  6. I always relate such a lot to yours posts Meryl. Great advice and I'm glad I read this in particular. 'When you eat it feeling guilty you’ll metabolize it differently than when eating it with enjoyment and focus.' Good to know!

  7. I love these tips, Meryl. I especially love that many of them are not even about food! I'll keep this list for my holiday eating. Thanks!

  8. I don't know, Meryl. As powerful and complete as this list is … what's going to be left for our list of New Year's resolutions? 😉

  9. I'll have to watch myself over the holidays. So much good food to choose from but it sure can lead to inching the belt out. Thanks for the great tips.

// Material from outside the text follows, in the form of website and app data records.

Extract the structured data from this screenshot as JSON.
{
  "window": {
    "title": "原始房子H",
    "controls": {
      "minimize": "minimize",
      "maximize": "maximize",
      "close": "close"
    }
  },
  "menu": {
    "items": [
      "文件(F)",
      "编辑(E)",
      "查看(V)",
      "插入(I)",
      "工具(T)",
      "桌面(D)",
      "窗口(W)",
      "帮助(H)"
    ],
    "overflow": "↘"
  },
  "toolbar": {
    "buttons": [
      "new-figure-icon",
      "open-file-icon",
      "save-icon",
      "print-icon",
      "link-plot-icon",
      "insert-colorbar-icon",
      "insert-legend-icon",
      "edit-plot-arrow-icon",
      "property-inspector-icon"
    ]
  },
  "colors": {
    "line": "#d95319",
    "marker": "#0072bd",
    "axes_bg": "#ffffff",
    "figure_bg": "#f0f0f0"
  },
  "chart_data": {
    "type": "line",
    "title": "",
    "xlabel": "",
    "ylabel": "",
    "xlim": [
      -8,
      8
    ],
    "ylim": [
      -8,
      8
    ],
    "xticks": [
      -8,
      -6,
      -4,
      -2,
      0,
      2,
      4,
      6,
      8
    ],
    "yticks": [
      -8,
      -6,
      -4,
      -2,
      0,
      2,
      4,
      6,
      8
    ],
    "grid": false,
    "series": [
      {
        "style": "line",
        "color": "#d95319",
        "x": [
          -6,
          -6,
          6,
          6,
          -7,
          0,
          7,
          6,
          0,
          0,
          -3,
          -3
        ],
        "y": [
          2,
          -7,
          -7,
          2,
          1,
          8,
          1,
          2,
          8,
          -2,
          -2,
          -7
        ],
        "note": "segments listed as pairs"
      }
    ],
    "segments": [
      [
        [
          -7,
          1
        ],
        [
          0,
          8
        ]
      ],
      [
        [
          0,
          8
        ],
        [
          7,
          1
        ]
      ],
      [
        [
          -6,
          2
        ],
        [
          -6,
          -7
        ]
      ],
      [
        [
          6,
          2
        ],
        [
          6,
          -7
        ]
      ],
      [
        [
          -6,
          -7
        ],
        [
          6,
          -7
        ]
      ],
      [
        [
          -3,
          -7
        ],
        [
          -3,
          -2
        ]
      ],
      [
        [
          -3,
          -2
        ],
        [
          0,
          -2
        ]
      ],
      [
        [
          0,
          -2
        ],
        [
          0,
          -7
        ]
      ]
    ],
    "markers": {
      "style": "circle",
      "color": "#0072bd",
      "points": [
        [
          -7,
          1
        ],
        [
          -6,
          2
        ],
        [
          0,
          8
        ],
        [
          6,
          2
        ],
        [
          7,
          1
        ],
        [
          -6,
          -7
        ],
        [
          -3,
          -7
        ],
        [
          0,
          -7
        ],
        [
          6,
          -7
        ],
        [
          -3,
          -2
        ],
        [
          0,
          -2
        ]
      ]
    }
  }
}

  10. GREAT tips, Meryl! As someone who grappled with Bulimia for 11 years back in my late teens/early 20s at a time when eating disorders were barely recognized, let alone effectively treated, I think your tips are excellent and should help so many people – not only through the holidays – but with day-to-day eating, as well.

  11. This article is so timely. Love your tip #2: Never arrive hungry – this applies not just for this holiday season but for all occasions. This would prevent me from feeling guilty afterwards.

  12. All great tips Meryl. Don't forget protein! Without plenty of protein our brains are triggered to want sugar and starch. How about a handful of nuts before the party? Starting out your day with eggs and veggies can help too. Grass fed beef can make holiday meals special while keeping us warm and sated. Protein also keeps our metabolisms going strong.